There are many ways to boost the nutrients in your soil when planting crops, such as adding mulch or choosing the right companion plants. But sulfur is a key component to keeping your plants healthy.
Before you start using sulfur, it’s important to understand how it works and how it can benefit your garden. This article will give you an overview of how to use sulfur and what it can do for your garden.
What Is Sulfur?
To keep it simple, sulfur is a nonmetallic chemical element. In the periodic table, it’s represented as “S.” Sulfur is one of the most abundant chemicals on the plant.
Most of us are familiar with it in volcanoes and hot springs in places like Yellowstone National Park. It appears throughout the Earth’s crust and ocean in the form of sulfate and likely into the Earth’s mantle.
This element is critical for the development of enzymes, proteins, and amino acids. It combines with other elements to make up rocks and minerals. It’s an important part of fertilizer and it’s used to treat fungal issues and pest problems.
Sulfur is typically applied to plants in a powder or spray to treat fungal issues or to alter the soil with fertilizer rich in sulfur.
Sulfur is registered as safe to use by the EPA (Environmental Protection Agency) as a pesticide, fungicide, and fertilizer.

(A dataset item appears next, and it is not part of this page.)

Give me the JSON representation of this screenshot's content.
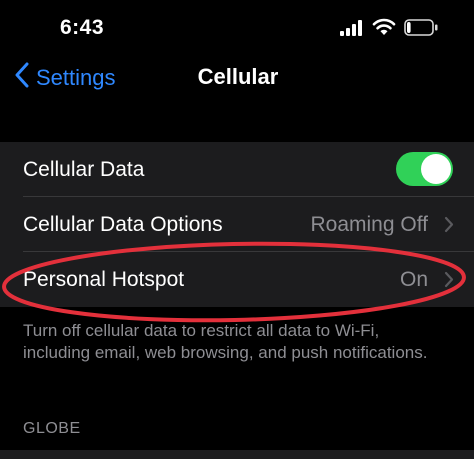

Without this essential element, plants will stop growing, and you’ll have dead plants. Not only does sulfur increase the nutrients, but it also kills insects and fungi. It also functions as a pesticide in some instances.
Plants and Sulfur
Sulfur interacts with nitrogen to produce amino acids. Then, these acids turn into proteins. This encourages growth and increases the rate of photosynthesis, which is vital for the plant to survive on its own.
Leguminous crops and potatoes need more sulfur than other crops, while others require less.
Many gardeners need to keep the pH levels at a specific number for their crops, and elemental sulfur is a proven way to alter the soil’s pH. Sulfur mixes with the hydrogen atoms and increases the acidity of the soil.
If you’re using elemental sulfur to alter the pH of the soil, do it slowly and over several months rather than all at once.
This element needs time to work, so plan ahead and test the pH regularly to monitor how the soil changes.
There are several physical signs of sulfur deficiency. The most common symptoms of sulfur deficiency are stunted growth, poor harvest quality and quantity, and discolored leaves.
These symptoms could indicate a disease or pest infestation, so double-check for other signs before adding sulfur. One way to test for sulfur deficiency is to purchase a soil testing kit and take samples from different areas.
Checking in multiple areas is crucial for accuracy.
How to Use Sulfur in the Garden
There are various methods for using sulfur in your garden. Not only can it alter pH, but it can add nutrients, kill pests, and destroy fungal pathogens. Let’s talk about fertilizer, first.
As a Fertilizer
You won’t use sulfur alone as a fertilizer. Instead, it’s usually incorporated with other ingredients. Most of these are targeted at acid-loving plants. A powder or granulated formula is a simple way to spread fertilizer in a controlled way.
To use a powder, scoop out the recommended amount and sprinkle it evenly over your garden on a calm day. Don’t apply powder when it’s windy. Mix the powder into the soil to ensure it stays where you want it.
To Lower the Soil pH
Once you’ve tested the soil for its pH level, you will need to adjust the pH to suit whatever it is you’re planting.
If you want to use elemental sulfur to lower the pH levels, make sure that you apply it months or a year before planting. Sulfur doesn’t act immediately, it takes time to gradually change the soil.
Work the sulfur into the soil so it’s three inches deep, giving it time to work.
Don’t forget to do regular soil tests so you know if you need to work more sulfur into the soil.
After a few months or a year, you should see an improvement in the soil quality and can start planting new crops.
As a Fungicide
Sulfur is an effective fungicide against a number of different diseases. You can apply it as a powder or mix it with water to spray on the plants.
Benefits of Sulfur
Fertilizer can be great for getting a better harvest on your crop of vegetables and prolonging the life of flowers. The plant will absorb energy and grow faster when you use sulfur fertilizer. At the same time, it can kill off pathogens.
On top of that, it lets you adjust the pH so that you can grow a wider range of plants.
Biodiversity is a key element of a healthy garden. You want to encourage bacteria and fungi to produce in your soil. Keeping it healthy with the right pH and nutrients is a key part of that.
Applying too much, however, can also have damaging effects. Follow the manufacturer’s directions closely.
Be aware that sulfur dust can irritate skin and eyes, so use caution. To avoid experiencing irritation from sulfur, always read the label carefully and follow the safety instructions.
The side effects of sulfur are low in people, but it can lead to stomach issues if digested. It’s also possible that breathing in sulfur can lead to breathing issues and other complications if inhaled in large quantities.
Some people are allergic to sulfur and will show signs of an allergic reaction when exposed.
If you have a reaction to the product, stop using it immediately and seek medical attention. To keep your family and pets safe, store the sulfur powder or pesticide in a safe location to prevent the risk of inhalation.